Washington, D.C. – A U.S. district judge has given the green light to a lawsuit that claims that Monsanto’s labeling of its flagship weed killer Roundup misleads consumers, according to this report.
The judge ruled against Monsanto Co.’s motion to dismiss the lawsuit, filed in April, 2017.
The judge ruled that the plaintiffs, nonprofit organizations Organic Consumer Association (OCA) and Beyond Pesticides, have provided enough evidence to support their claim.
Through their attorneys, the plaintiffs sued Monsanto on behalf of the general public, in Washington D.C., under the District of Columbia’s Consumer Protection Procedures Act, for misleading the public by labeling its popular weed killer Roundup as “target[ing] an enzyme found in plants but not in people or pets.” The nonprofits allege that this statement is false, deceptive and misleading, because the enzyme targeted by glyphosate, the active ingredient in Roundup, is, in fact, found in people and pets.
“This is a very important court ruling that brings a crucial issue into focus; We need to know much more about what glyphosate and other ubiquitous chemicals are doing to our gut microbiome, which according to research is the key to our health and happiness.

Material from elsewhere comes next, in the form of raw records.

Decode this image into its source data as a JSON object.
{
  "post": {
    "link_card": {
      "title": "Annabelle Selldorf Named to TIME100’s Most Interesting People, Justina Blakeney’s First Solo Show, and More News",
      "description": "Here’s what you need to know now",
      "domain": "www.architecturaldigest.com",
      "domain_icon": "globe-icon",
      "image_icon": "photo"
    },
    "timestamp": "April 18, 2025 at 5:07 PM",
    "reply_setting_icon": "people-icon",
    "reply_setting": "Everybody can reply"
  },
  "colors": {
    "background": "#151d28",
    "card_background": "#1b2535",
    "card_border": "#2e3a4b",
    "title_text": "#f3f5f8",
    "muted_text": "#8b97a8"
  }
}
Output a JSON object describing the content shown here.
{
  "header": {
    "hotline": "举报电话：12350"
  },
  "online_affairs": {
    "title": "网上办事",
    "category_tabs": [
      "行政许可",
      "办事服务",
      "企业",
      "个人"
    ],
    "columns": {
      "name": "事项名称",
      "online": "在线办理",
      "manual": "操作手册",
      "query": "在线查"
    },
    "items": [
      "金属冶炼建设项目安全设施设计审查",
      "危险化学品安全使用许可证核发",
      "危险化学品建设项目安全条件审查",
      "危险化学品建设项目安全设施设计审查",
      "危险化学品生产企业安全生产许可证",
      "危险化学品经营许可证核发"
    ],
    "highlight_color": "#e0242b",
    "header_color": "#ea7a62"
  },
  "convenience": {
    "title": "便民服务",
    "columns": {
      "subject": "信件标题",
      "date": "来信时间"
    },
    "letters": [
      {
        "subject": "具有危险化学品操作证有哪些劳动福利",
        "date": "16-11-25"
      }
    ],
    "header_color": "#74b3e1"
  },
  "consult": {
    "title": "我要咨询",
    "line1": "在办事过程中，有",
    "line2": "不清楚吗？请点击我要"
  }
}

We know far too little about glyphosate and that will only be changed if comprehensive independent science is supported globally,” says Henry Rowlands, director of The Detox Project.

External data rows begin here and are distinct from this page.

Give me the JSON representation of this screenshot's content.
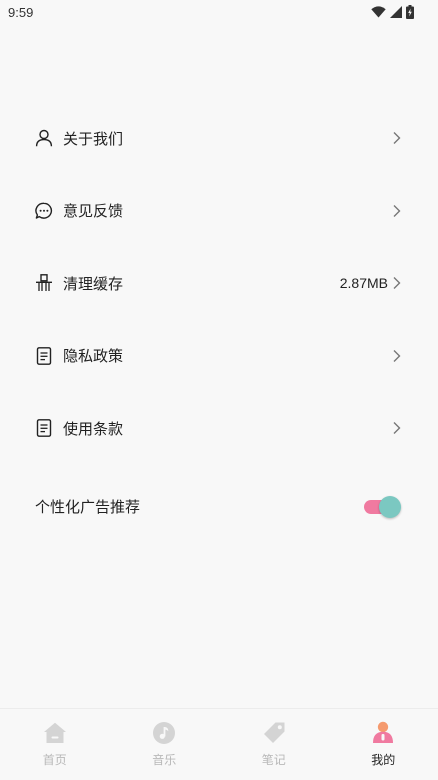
{
  "status_bar": {
    "time": "9:59"
  },
  "menu": {
    "items": [
      {
        "label": "关于我们",
        "icon": "person-icon"
      },
      {
        "label": "意见反馈",
        "icon": "chat-bubble-icon"
      },
      {
        "label": "清理缓存",
        "icon": "broom-icon",
        "value": "2.87MB"
      },
      {
        "label": "隐私政策",
        "icon": "document-icon"
      },
      {
        "label": "使用条款",
        "icon": "document-icon"
      }
    ]
  },
  "ad_recommend": {
    "label": "个性化广告推荐",
    "enabled": true
  },
  "tab_bar": {
    "tabs": [
      {
        "label": "首页",
        "icon": "home-icon"
      },
      {
        "label": "音乐",
        "icon": "music-icon"
      },
      {
        "label": "笔记",
        "icon": "tag-icon"
      },
      {
        "label": "我的",
        "icon": "user-icon",
        "active": true
      }
    ]
  },
  "colors": {
    "toggle_track": "#f07aa0",
    "toggle_knob": "#7bc8c1",
    "tab_inactive": "#d4d4d4",
    "tab_active_head": "#f59a6e",
    "tab_active_body": "#f07aa0"
  }
}
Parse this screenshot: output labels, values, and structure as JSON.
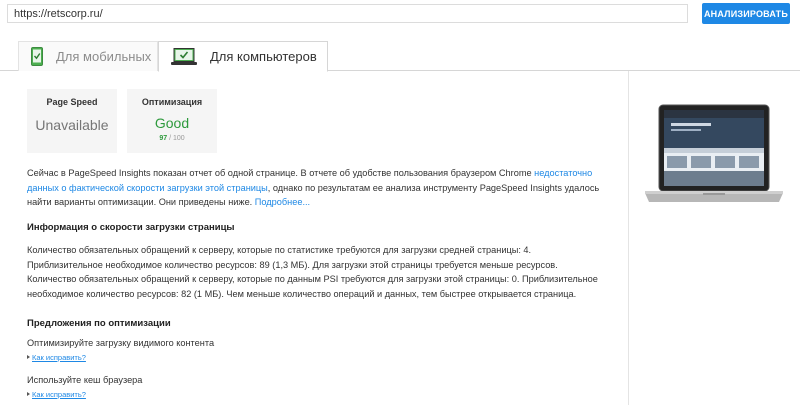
{
  "search": {
    "url_value": "https://retscorp.ru/",
    "analyze_label": "АНАЛИЗИРОВАТЬ"
  },
  "tabs": [
    {
      "label": "Для мобильных",
      "icon": "phone-check-icon",
      "active": false
    },
    {
      "label": "Для компьютеров",
      "icon": "monitor-check-icon",
      "active": true
    }
  ],
  "cards": {
    "page_speed": {
      "label": "Page Speed",
      "value": "Unavailable"
    },
    "optimization": {
      "label": "Оптимизация",
      "value": "Good",
      "score": "97",
      "score_suffix": "/ 100"
    }
  },
  "intro": {
    "text_1": "Сейчас в PageSpeed Insights показан отчет об одной странице. В отчете об удобстве пользования браузером Chrome ",
    "link_1": "недостаточно данных о фактической скорости загрузки этой страницы",
    "text_2": ", однако по результатам ее анализа инструменту PageSpeed Insights удалось найти варианты оптимизации. Они приведены ниже. ",
    "link_2": "Подробнее..."
  },
  "speed": {
    "heading": "Информация о скорости загрузки страницы",
    "line_1": "Количество обязательных обращений к серверу, которые по статистике требуются для загрузки средней страницы: 4.",
    "line_2": "Приблизительное необходимое количество ресурсов: 89 (1,3 МБ). Для загрузки этой страницы требуется меньше ресурсов.",
    "line_3": "Количество обязательных обращений к серверу, которые по данным PSI требуются для загрузки этой страницы: 0. Приблизительное необходимое количество ресурсов: 82 (1 МБ). Чем меньше количество операций и данных, тем быстрее открывается страница."
  },
  "suggestions": {
    "heading": "Предложения по оптимизации",
    "items": [
      {
        "title": "Оптимизируйте загрузку видимого контента",
        "link": "Как исправить?"
      },
      {
        "title": "Используйте кеш браузера",
        "link": "Как исправить?"
      }
    ]
  },
  "colors": {
    "accent": "#1e88e5",
    "good": "#2e9a3d"
  }
}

“Monsanto’s statement that their glyphosate-based herbicide ‘Roundup’ “targets an enzyme found in plants but not in people or pets” is ridiculous, especially as the same enzyme is produced by microorganisms in the guts of humans and other animals,” Rowlands adds.